My life was so bloody frightening; the SAFE program couldn’t make it any worse!
The program had orientation where people could meet casually before the weekly sessions began. It was good that we were not allowed to speak about what we did to ourselves, instead we were encouraged to talk about our feelings and emotions, for many of us we did not know how to do this, but the program taught us.
It was really hard for me at first because I had never known this. Who would want to know how I felt and who would care anyway? Annie and the group did.
We had to use mindful language to explain our self-abuse. This would be to say that we hurt ourselves and not how we did it. This was to stop others in the group being triggered by someone else’s behaviour. This was extended to the support group and outside group sessions. The motto was “We trust you to be trustworthy.” This included being confidential in that what was said in group, stayed in group.
I was not very good with my literacy skills, but the group and facilitators would all assist. We did lots of creative things too where we would use pictures, cut words out of magazines, sing, do video and many other ways to express ourselves. The activity sheets and home studies were easy to follow and do.
We learnt to problem solve without realising we were doing it and using new ways to soothe ourselves instead of self-abuse. The groups were fun and we all shared a common goal to reduce or cease our self-abuse. We were never expected to just stop because it’s not that easy.
Each week, I would feel just that little bit more in control of things. It was often 1 step forward and two steps back, but the group supported you through this.

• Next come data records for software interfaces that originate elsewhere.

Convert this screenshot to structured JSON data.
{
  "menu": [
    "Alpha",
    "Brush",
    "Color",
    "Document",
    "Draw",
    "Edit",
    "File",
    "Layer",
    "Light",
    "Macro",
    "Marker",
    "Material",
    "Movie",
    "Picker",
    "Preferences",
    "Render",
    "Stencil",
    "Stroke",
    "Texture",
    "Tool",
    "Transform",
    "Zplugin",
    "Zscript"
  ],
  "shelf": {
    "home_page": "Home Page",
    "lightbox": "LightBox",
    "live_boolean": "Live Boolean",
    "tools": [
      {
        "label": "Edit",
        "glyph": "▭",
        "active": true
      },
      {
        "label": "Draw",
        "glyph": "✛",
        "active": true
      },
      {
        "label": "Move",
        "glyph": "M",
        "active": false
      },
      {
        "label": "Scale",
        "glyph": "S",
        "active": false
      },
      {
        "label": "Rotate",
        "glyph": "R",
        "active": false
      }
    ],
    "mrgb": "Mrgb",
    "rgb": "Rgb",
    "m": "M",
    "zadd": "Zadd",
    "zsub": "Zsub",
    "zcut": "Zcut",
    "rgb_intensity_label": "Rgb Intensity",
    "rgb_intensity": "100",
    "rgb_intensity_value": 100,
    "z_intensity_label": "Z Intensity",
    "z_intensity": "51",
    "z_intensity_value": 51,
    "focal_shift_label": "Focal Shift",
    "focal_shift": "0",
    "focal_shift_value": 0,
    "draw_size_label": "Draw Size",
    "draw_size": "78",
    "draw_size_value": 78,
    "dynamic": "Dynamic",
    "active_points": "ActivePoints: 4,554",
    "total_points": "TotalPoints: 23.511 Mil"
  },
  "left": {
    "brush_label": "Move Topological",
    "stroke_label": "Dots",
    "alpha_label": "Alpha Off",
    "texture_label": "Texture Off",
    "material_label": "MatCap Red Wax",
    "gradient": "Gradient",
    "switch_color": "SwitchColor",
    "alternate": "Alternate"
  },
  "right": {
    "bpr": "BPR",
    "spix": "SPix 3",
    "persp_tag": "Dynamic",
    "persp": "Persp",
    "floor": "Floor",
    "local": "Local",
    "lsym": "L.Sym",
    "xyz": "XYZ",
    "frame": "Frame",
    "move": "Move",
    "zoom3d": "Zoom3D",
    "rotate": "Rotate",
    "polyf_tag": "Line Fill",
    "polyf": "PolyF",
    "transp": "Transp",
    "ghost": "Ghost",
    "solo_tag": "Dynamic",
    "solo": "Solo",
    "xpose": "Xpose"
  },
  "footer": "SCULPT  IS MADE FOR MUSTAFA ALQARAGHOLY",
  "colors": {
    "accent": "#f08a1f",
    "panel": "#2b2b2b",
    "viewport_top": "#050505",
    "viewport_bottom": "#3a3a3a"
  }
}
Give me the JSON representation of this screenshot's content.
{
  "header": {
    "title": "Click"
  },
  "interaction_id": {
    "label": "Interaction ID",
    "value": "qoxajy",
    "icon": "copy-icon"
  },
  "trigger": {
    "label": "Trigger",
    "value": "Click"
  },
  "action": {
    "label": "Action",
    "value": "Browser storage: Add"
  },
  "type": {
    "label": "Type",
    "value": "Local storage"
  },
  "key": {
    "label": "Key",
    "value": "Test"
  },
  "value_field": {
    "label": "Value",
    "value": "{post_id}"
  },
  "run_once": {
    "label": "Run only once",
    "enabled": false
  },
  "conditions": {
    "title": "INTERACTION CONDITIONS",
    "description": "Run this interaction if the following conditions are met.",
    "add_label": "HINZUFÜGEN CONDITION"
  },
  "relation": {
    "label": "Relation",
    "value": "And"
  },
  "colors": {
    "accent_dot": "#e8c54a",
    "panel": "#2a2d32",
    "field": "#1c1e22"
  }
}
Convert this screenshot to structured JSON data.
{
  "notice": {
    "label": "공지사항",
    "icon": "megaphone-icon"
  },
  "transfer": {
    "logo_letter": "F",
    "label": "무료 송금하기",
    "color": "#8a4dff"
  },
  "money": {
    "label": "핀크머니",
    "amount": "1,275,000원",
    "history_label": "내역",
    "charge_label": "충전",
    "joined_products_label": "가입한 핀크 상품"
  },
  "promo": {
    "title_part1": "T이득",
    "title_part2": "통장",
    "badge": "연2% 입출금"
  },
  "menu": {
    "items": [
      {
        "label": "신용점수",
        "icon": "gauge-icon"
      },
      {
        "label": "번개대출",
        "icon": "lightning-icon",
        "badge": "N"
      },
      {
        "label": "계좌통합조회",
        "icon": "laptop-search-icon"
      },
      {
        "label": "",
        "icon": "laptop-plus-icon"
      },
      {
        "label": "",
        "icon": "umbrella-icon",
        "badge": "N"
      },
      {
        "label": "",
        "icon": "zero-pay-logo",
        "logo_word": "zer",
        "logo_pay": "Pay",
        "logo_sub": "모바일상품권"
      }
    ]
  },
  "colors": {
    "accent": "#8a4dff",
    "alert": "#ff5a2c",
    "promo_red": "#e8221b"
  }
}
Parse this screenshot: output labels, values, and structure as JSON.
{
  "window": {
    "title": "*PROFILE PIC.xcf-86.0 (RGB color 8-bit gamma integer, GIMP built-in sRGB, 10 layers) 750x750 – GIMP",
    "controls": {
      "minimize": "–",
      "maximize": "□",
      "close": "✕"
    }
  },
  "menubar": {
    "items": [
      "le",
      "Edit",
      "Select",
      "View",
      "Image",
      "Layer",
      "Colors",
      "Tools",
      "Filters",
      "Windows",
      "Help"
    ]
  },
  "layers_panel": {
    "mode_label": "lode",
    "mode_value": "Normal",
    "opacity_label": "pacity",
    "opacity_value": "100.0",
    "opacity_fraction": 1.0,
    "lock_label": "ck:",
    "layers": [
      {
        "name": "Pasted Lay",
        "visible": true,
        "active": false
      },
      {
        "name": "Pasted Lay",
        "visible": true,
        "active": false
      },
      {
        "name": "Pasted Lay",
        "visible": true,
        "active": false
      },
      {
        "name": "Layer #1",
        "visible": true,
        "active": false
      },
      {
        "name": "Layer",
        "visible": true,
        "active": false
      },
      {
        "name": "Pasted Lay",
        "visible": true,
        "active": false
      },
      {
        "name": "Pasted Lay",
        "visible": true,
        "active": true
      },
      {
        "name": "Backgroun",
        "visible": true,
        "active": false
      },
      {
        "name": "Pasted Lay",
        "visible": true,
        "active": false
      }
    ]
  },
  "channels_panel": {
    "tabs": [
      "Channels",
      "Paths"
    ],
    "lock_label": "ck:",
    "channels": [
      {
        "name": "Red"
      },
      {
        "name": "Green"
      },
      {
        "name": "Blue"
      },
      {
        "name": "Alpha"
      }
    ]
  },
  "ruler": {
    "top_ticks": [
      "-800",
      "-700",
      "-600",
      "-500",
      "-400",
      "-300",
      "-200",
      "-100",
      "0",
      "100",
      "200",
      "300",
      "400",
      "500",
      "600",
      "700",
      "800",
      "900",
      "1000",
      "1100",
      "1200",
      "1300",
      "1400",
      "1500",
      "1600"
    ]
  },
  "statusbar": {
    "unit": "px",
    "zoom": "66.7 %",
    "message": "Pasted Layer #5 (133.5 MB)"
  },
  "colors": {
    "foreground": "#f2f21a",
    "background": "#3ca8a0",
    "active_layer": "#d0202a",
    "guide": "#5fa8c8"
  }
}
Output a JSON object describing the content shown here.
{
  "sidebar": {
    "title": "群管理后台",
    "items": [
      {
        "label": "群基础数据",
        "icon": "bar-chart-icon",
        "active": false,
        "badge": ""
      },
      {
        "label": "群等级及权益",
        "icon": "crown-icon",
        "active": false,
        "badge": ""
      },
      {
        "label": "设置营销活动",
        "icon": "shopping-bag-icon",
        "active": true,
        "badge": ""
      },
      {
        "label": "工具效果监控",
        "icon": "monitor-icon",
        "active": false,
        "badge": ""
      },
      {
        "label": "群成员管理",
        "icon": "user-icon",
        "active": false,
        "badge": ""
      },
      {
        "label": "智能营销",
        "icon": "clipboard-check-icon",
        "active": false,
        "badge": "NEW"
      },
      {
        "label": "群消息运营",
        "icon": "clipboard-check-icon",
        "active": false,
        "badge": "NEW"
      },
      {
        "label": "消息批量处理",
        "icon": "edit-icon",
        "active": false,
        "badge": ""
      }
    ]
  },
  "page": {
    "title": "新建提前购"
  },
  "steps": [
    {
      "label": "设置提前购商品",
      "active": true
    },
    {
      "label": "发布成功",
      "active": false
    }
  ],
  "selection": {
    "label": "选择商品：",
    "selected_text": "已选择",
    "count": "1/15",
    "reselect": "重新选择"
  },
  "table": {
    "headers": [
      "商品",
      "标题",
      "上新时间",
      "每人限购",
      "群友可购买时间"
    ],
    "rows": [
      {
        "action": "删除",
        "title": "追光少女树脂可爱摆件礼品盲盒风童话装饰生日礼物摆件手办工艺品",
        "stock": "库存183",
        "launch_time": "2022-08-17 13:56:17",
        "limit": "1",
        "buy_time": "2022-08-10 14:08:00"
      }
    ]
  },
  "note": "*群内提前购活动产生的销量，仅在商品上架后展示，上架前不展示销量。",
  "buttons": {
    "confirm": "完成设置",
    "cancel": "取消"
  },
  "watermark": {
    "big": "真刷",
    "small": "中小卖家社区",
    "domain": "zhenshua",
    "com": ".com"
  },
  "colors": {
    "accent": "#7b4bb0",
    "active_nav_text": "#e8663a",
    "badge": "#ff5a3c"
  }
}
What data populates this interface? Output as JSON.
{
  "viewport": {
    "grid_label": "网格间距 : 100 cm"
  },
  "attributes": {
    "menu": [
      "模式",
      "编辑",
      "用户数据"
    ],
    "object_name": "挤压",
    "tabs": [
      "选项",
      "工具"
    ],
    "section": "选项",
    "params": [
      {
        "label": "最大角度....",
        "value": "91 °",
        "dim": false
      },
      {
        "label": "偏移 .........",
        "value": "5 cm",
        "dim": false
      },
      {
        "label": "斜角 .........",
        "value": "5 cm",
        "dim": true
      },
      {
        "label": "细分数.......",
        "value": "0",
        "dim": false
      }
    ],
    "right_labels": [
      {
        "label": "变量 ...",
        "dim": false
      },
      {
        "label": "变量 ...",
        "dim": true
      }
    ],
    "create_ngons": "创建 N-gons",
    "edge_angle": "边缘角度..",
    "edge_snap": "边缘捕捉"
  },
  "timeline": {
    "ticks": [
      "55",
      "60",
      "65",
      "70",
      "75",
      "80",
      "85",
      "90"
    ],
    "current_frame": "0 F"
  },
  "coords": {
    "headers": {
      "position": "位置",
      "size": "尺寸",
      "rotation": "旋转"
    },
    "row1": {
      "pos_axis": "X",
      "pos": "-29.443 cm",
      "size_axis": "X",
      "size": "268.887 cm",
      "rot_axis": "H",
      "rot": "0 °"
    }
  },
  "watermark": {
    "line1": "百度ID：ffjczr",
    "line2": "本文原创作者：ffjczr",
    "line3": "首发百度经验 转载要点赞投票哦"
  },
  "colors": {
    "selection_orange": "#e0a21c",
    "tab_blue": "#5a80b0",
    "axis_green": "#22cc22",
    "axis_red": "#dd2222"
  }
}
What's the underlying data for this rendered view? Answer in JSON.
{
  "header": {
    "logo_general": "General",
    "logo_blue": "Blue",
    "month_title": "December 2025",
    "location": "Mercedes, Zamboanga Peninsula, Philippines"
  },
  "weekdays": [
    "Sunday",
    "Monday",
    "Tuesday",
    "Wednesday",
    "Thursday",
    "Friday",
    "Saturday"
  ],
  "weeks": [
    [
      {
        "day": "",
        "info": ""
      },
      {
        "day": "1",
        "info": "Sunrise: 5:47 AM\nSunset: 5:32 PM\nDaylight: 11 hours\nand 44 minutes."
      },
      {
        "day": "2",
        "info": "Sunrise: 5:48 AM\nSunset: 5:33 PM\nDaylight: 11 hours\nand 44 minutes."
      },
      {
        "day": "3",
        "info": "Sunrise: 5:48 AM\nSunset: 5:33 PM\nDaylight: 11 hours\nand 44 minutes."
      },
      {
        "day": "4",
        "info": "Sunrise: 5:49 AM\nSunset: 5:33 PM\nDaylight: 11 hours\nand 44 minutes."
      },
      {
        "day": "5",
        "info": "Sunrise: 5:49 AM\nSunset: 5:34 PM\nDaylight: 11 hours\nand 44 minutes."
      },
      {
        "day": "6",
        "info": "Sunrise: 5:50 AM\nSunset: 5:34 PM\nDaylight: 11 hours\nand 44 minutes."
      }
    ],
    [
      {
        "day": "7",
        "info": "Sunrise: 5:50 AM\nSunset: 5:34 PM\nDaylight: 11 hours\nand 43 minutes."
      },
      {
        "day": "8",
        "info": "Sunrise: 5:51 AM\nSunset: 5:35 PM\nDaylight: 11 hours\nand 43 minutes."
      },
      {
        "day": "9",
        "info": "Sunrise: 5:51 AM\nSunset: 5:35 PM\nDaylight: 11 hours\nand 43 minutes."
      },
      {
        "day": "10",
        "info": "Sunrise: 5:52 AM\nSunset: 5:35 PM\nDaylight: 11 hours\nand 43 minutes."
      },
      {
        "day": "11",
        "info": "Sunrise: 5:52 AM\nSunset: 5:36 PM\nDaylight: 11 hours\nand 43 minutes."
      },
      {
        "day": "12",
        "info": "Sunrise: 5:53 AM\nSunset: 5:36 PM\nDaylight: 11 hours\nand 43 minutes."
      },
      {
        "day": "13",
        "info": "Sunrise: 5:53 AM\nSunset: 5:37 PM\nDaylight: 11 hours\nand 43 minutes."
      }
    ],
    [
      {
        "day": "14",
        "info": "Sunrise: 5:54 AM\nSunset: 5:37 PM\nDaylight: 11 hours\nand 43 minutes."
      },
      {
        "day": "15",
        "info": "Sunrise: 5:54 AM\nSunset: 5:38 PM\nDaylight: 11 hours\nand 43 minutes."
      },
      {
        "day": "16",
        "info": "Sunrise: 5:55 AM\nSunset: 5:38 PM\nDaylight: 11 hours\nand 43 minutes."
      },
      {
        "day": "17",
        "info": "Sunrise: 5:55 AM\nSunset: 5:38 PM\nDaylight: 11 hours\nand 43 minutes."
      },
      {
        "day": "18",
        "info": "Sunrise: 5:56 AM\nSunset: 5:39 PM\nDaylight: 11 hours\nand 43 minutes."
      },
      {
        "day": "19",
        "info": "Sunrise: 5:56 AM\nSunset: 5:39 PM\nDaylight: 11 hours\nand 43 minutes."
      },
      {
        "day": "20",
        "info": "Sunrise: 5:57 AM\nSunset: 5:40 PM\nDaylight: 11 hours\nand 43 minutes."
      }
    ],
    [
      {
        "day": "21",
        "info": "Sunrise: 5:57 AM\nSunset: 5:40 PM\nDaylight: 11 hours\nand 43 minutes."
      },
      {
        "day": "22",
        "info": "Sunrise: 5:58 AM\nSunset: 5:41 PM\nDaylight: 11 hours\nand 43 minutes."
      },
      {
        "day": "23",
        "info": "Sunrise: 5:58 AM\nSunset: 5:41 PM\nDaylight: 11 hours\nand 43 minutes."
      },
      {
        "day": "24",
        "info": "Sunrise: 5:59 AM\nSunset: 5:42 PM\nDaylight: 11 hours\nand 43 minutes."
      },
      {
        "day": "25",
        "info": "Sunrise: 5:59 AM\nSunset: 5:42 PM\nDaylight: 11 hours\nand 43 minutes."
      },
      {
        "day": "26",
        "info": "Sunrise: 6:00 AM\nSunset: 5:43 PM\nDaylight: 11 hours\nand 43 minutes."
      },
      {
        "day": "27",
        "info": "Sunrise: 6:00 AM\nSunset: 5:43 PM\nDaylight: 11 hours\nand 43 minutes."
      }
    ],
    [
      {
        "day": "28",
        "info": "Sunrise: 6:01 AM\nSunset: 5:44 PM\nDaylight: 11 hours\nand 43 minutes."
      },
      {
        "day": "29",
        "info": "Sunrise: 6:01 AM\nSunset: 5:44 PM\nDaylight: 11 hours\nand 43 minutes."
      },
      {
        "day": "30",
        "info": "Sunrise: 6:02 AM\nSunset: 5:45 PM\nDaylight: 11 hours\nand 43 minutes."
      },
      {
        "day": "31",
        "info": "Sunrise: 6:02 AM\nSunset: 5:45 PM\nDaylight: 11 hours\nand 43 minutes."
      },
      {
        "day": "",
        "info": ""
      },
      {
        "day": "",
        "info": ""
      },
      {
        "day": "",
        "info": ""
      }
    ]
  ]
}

Practice does make perfect, because many of the tools used in the program start on paper but become part of your thinking and life. The work modules and activity sheets became my life bible that I still have and use it to this day because you never know when a trigger is going to rear its ugly head.
After 10 weeks in the group I was being told by so many people what a different person I was and I know I was. I got assistance to be referred to the local TAFE Access department to help me with my literacy issues because I was expelled from school in year 8 and a half. In week 20, I was now 17 and doing some volunteering at the local library and SAFE Central a half day a week, attending my SAFE group 1 day a week, attending my SAFE support group a couple of hours a week and practicing lots of self-soothing, sometimes with my sister most of the rest of the time.
I completed the SAFE program after 30 weeks and have been self-abuse free ever since – except for when my father passed over and I got on the grog and wiped myself out for one night – couldn’t hack it so I have never done it again.
You know one of the best things to come out of this whole mess of a life I had lived was that I managed to survive long enough to get real help. My sister followed in my footsteps joining a later SAFE program. She did not manage to completely stop in the first group but did reduce her self-abuse behaviours, their frequency and their intensity. She did go back a second time which did the trick.
Thanks to the SAFE program, I am 29 with me and my sis both living healthy, happy, fulfilling and SAFE lives with our families as a family and visit our brother in jail together.
I am a survivor because I have ceased my self-abuse, I am able to manage my triggers and have control of my now happy and fulfilling life. There is no room for complacency!
You can stop, if you want to. It’s not easy but it is sure better than existing. We all need some meaning to our life. Self-abuse destroys not only your life, but those of others around you. You will wear the scars for life, but you don’t have to let them control it. There are always people who care, it’s identifying them and being able to trust that’s the hardest.

Scottie & Mary